Pets bring out the best in us but as they grow older, they may put us in the worst position possible – choosing to let them go. With research showing 95% of us consider our pets to be family members, the pet euthanasia decision is understandably a highly emotional one.


Why is the decision so difficult?

As humans, we’re not usually in the position of making life-death decisions, so it can be incredibly daunting to make that decision for your pet. From fear of making the decision too soon – am I robbing my pet of its best days? – to concern about delaying the decision – what if my pet is really struggling? – the guilt over trying to do the right thing, at the right time, can feel overwhelming.


It may also vary between first-time pet owners or those who’ve owned multiple pets. After the joyous learning curve of owning your first pet, the first experience of letting a pet go can be shocking and distressing to deal with. Owners who have had multiple pets may not find the decision easier but have experience of what comes next, which may help.


Is the decision easier for vets and their own pets?

Making this decision can be just as difficult for vets with their own pets. In some ways, we almost have ‘too much knowledge’ about the end-of-life process – it’s something I was aware of when monitoring quality of life for my own dog, Dolly. It’s also difficult to manage this and then be straight back into work, performing the same service and supporting owners through the euthanasia process.

Of course, professional knowledge does help when it comes to knowing the signs to look for, but a good vet will always be able to advise you on the signs and quality of life signals for your own pet. 


You can also find out more about signs it may be time here


Guilt and grief are part of goodbye

Many pet owners feel more guilty for not deciding on euthanasia sooner, particularly when a deterioration in your pet’s health prompts that final decision. As a vet, I’ve learned that talking openly with pet owners about grief, guilt and anxiety helps them face the situation and process these emotions. Confronting these feelings can help everyone involved to be more comfortable, both when making the decision and when finally saying goodbye. 


In situations of unexpected terminal diagnosis, particularly in young animals or when  accidents and trauma prompt the letting go decision, shock also plays a huge role. This type of grief is less easy to prepare for, so after-care and support from vets can significantly help pet owners manage this process.


Read more about grief and saying goodbye here 


Practical side of a painful decision
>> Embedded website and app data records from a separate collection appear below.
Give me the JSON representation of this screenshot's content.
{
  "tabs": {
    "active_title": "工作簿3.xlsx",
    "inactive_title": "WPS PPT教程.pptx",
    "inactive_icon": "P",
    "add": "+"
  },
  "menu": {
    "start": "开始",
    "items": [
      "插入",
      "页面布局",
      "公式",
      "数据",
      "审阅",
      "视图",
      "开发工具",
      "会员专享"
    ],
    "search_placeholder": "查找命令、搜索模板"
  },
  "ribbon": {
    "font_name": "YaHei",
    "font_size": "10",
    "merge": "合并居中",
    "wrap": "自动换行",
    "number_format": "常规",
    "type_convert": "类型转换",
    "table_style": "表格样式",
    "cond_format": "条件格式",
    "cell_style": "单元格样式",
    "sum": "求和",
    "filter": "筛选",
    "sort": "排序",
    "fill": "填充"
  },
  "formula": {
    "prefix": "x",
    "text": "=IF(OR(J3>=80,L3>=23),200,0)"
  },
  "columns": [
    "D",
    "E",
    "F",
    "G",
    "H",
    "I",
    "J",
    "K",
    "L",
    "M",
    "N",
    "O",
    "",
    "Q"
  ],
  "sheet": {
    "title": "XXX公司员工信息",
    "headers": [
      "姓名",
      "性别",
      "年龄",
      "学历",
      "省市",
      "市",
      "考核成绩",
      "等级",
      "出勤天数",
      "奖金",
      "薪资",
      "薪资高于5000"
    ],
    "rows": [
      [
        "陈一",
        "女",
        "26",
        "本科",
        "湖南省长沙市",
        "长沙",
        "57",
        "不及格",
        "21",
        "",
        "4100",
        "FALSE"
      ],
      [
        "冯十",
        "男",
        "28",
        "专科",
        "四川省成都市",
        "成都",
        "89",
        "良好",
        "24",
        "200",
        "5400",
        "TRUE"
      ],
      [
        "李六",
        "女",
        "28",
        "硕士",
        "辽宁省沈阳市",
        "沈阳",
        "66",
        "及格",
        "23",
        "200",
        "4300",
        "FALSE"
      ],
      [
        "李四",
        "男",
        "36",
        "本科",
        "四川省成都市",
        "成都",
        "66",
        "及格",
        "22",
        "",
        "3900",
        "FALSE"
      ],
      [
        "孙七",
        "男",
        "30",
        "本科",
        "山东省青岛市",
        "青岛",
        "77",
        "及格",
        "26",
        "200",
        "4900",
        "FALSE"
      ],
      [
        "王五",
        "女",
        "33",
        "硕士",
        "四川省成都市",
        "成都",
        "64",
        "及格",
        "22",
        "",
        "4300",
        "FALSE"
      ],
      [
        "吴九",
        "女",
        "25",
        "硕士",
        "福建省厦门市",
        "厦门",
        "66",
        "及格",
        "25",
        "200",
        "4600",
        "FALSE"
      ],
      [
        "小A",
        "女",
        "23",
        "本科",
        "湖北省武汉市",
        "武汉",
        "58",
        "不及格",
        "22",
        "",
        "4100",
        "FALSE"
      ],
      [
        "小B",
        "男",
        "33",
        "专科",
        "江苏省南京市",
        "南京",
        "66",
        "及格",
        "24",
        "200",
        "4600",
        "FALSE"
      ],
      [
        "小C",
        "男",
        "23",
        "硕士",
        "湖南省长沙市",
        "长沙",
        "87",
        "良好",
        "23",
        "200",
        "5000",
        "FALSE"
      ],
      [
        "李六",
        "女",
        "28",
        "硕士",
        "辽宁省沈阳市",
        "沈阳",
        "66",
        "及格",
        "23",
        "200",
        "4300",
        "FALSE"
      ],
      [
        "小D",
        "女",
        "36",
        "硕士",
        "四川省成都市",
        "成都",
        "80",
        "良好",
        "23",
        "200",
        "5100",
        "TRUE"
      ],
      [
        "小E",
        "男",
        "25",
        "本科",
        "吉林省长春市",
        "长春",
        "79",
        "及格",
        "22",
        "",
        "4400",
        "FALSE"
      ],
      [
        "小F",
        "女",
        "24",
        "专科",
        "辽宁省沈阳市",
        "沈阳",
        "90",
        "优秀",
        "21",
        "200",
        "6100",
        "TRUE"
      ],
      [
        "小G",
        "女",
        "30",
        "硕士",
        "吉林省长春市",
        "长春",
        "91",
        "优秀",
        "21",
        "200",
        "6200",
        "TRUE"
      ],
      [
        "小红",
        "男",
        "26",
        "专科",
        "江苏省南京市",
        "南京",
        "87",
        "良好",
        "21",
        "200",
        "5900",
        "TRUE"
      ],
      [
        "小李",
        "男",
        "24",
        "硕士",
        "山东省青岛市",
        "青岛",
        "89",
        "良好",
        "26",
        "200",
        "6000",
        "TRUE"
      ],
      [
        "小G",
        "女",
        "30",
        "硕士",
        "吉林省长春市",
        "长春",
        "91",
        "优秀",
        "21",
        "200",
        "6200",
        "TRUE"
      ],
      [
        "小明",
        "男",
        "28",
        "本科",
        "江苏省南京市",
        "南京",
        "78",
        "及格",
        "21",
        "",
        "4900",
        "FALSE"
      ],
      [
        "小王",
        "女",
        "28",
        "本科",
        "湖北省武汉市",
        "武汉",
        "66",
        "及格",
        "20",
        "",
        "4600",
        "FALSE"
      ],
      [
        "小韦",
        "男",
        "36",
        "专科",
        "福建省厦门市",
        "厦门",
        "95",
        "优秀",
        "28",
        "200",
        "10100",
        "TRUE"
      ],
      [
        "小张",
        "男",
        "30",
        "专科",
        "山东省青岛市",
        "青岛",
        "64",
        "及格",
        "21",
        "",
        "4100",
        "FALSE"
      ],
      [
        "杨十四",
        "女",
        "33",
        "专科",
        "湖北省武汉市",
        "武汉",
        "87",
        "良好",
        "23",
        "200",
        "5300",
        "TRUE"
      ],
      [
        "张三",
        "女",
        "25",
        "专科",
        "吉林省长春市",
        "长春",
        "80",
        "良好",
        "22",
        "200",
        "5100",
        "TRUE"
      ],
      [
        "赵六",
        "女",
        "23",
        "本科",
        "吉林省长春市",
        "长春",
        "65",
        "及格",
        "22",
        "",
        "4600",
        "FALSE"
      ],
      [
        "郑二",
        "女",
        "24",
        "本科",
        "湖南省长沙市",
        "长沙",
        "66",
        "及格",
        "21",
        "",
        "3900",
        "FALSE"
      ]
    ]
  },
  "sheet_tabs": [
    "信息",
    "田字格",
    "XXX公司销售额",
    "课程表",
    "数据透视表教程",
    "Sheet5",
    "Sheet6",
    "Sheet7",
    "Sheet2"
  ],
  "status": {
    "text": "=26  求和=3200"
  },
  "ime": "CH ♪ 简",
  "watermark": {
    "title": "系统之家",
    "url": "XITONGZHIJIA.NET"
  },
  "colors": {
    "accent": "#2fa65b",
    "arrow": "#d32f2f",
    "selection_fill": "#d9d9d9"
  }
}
Considering the practicalities of continual care for a pet with a terminal or deteriorating condition is also important. Our own routines, capabilities and health needs can affect just how realistic caring for a pet nearing the end of life is, particularly if they may need physical support.


In the present economic climate, pet owners may also face financial hardships which make expensive treatments unaffordable. This situation may add considerable guilt for pet owners who find themselves making a letting go decision for an unwell or elderly pet.  


Annie Clark, Emergency and Critical Care Veterinary Nurse for over 11 years and member of the Home Goodbye team, explains it may help to see pet euthanasia for what it is: a treatment option which shouldn’t be seen as ‘giving up’ because treatment is unaffordable or because there are no more treatment options available.


Euthanasia is a treatment option, and it’s one of the kindest things. It is one of the last kindnesses we can do for our animals: euthanasia is to end suffering.


As a vet, I would also advise pet owners not to shy away from euthanasia as the right thing to do; often it’s the best and only option, so don’t feel guilt or shame in taking that decision. 


What I would also suggest is to really plan it and make arrangements to do it in your own way. This not only helps to avoid those emergency situations (such as a sudden deterioration) which can mean an out-of-hours rush to an unfamiliar vet’s practice, it also enables you to create a peaceful memory which fulfils what we all want: calmness and dignity for our pets at the end.


If you are finding it hard to make the pet euthanasia decision then please do reach out to your local vet.  And remember the grieving process starts even before your loss so if you are struggling then there are services out there to support you like the Blue Cross Pet bereavement support service.


You might also find it helpful to listen to this episode of The Consult Room podcast “When is it time to let them go?”…

Dr Paul Manktelow is a vet who’s worked for almost 20 years on the front line in some of the UK’s busiest veterinary hospitals. As Chief Vet in the Charity Sector, he leads a team of vets and nurses that treat thousands of pets every year.  Paul also appears regularly in the media as a TV and radio presenter, writer, public speaker and podcast producer.